• [Work required]: Repeat the data exactly, so that every line matches the original.

BEGIN

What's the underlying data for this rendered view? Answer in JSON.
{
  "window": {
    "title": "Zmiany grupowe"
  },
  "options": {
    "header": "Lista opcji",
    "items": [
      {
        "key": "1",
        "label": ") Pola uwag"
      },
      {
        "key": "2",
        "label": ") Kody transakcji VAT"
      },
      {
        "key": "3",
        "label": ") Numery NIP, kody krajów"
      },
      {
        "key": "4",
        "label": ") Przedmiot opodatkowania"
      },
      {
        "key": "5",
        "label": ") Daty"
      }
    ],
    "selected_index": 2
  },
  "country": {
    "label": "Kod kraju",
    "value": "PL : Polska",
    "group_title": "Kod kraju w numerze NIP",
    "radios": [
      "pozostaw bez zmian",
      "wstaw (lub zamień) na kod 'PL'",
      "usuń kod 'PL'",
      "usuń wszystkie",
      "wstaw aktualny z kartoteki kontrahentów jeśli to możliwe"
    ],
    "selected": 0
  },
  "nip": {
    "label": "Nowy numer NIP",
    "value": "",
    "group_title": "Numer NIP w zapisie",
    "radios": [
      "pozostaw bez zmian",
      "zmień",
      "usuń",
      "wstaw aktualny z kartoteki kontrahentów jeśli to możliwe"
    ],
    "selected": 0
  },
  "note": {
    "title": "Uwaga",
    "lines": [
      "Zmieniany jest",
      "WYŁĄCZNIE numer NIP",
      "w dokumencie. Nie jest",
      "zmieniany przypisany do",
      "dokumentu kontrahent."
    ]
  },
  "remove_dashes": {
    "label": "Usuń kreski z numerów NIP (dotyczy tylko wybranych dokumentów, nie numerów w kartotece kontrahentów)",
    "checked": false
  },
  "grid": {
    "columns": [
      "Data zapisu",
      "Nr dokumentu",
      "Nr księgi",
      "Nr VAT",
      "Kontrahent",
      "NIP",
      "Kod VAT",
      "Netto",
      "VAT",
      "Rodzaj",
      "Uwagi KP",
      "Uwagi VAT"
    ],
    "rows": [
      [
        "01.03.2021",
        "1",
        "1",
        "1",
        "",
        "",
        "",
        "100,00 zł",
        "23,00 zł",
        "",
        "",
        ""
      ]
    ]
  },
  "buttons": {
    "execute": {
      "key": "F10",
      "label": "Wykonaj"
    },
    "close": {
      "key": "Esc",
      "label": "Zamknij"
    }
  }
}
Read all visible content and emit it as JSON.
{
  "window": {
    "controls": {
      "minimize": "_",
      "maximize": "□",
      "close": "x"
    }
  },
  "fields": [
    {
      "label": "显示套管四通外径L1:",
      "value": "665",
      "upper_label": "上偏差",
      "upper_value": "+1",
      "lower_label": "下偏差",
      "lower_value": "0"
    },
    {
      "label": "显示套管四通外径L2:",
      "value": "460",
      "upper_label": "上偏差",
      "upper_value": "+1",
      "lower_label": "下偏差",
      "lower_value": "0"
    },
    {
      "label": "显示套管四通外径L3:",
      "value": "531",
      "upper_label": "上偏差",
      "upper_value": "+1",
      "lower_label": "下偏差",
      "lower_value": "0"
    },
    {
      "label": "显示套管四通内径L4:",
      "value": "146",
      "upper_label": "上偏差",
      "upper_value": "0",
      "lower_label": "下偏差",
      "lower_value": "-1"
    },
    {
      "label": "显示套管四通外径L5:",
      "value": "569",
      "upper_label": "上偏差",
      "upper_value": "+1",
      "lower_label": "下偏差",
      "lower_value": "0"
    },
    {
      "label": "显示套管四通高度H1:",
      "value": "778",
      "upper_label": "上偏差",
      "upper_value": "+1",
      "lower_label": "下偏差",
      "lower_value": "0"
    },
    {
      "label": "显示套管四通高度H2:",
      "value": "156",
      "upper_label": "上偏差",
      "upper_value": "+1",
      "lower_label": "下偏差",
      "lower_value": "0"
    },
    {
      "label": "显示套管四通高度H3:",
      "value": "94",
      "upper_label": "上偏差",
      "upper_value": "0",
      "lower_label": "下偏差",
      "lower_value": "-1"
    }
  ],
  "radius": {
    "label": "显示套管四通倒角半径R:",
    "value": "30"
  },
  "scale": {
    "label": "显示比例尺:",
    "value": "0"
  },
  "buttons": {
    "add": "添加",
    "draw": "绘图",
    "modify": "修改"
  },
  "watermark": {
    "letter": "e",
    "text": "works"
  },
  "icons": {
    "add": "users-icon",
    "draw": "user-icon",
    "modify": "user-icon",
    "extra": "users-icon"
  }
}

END

• [Result for this exercise]:
What's the underlying data for this rendered view? Answer in JSON.
{
  "window": {
    "title": "Zmiany grupowe"
  },
  "options": {
    "header": "Lista opcji",
    "items": [
      {
        "key": "1",
        "label": ") Pola uwag"
      },
      {
        "key": "2",
        "label": ") Kody transakcji VAT"
      },
      {
        "key": "3",
        "label": ") Numery NIP, kody krajów"
      },
      {
        "key": "4",
        "label": ") Przedmiot opodatkowania"
      },
      {
        "key": "5",
        "label": ") Daty"
      }
    ],
    "selected_index": 2
  },
  "country": {
    "label": "Kod kraju",
    "value": "PL : Polska",
    "group_title": "Kod kraju w numerze NIP",
    "radios": [
      "pozostaw bez zmian",
      "wstaw (lub zamień) na kod 'PL'",
      "usuń kod 'PL'",
      "usuń wszystkie",
      "wstaw aktualny z kartoteki kontrahentów jeśli to możliwe"
    ],
    "selected": 0
  },
  "nip": {
    "label": "Nowy numer NIP",
    "value": "",
    "group_title": "Numer NIP w zapisie",
    "radios": [
      "pozostaw bez zmian",
      "zmień",
      "usuń",
      "wstaw aktualny z kartoteki kontrahentów jeśli to możliwe"
    ],
    "selected": 0
  },
  "note": {
    "title": "Uwaga",
    "lines": [
      "Zmieniany jest",
      "WYŁĄCZNIE numer NIP",
      "w dokumencie. Nie jest",
      "zmieniany przypisany do",
      "dokumentu kontrahent."
    ]
  },
  "remove_dashes": {
    "label": "Usuń kreski z numerów NIP (dotyczy tylko wybranych dokumentów, nie numerów w kartotece kontrahentów)",
    "checked": false
  },
  "grid": {
    "columns": [
      "Data zapisu",
      "Nr dokumentu",
      "Nr księgi",
      "Nr VAT",
      "Kontrahent",
      "NIP",
      "Kod VAT",
      "Netto",
      "VAT",
      "Rodzaj",
      "Uwagi KP",
      "Uwagi VAT"
    ],
    "rows": [
      [
        "01.03.2021",
        "1",
        "1",
        "1",
        "",
        "",
        "",
        "100,00 zł",
        "23,00 zł",
        "",
        "",
        ""
      ]
    ]
  },
  "buttons": {
    "execute": {
      "key": "F10",
      "label": "Wykonaj"
    },
    "close": {
      "key": "Esc",
      "label": "Zamknij"
    }
  }
}
Read all visible content and emit it as JSON.
{
  "window": {
    "controls": {
      "minimize": "_",
      "maximize": "□",
      "close": "x"
    }
  },
  "fields": [
    {
      "label": "显示套管四通外径L1:",
      "value": "665",
      "upper_label": "上偏差",
      "upper_value": "+1",
      "lower_label": "下偏差",
      "lower_value": "0"
    },
    {
      "label": "显示套管四通外径L2:",
      "value": "460",
      "upper_label": "上偏差",
      "upper_value": "+1",
      "lower_label": "下偏差",
      "lower_value": "0"
    },
    {
      "label": "显示套管四通外径L3:",
      "value": "531",
      "upper_label": "上偏差",
      "upper_value": "+1",
      "lower_label": "下偏差",
      "lower_value": "0"
    },
    {
      "label": "显示套管四通内径L4:",
      "value": "146",
      "upper_label": "上偏差",
      "upper_value": "0",
      "lower_label": "下偏差",
      "lower_value": "-1"
    },
    {
      "label": "显示套管四通外径L5:",
      "value": "569",
      "upper_label": "上偏差",
      "upper_value": "+1",
      "lower_label": "下偏差",
      "lower_value": "0"
    },
    {
      "label": "显示套管四通高度H1:",
      "value": "778",
      "upper_label": "上偏差",
      "upper_value": "+1",
      "lower_label": "下偏差",
      "lower_value": "0"
    },
    {
      "label": "显示套管四通高度H2:",
      "value": "156",
      "upper_label": "上偏差",
      "upper_value": "+1",
      "lower_label": "下偏差",
      "lower_value": "0"
    },
    {
      "label": "显示套管四通高度H3:",
      "value": "94",
      "upper_label": "上偏差",
      "upper_value": "0",
      "lower_label": "下偏差",
      "lower_value": "-1"
    }
  ],
  "radius": {
    "label": "显示套管四通倒角半径R:",
    "value": "30"
  },
  "scale": {
    "label": "显示比例尺:",
    "value": "0"
  },
  "buttons": {
    "add": "添加",
    "draw": "绘图",
    "modify": "修改"
  },
  "watermark": {
    "letter": "e",
    "text": "works"
  },
  "icons": {
    "add": "users-icon",
    "draw": "user-icon",
    "modify": "user-icon",
    "extra": "users-icon"
  }
}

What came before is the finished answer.